| What the task requires |
When the string "icon" occurs in a line of the records, show that line.

(Data items)
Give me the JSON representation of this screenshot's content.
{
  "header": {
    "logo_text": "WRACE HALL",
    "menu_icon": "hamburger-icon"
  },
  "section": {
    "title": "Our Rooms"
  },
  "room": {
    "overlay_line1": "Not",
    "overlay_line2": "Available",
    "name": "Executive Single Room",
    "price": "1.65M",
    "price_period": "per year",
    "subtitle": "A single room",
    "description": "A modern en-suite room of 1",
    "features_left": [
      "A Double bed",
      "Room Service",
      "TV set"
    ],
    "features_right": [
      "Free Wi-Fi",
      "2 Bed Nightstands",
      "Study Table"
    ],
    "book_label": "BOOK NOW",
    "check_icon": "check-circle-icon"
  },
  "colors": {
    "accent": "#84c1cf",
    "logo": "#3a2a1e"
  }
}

| Output for this exercise |
    "menu_icon": "hamburger-icon"
    "check_icon": "check-circle-icon"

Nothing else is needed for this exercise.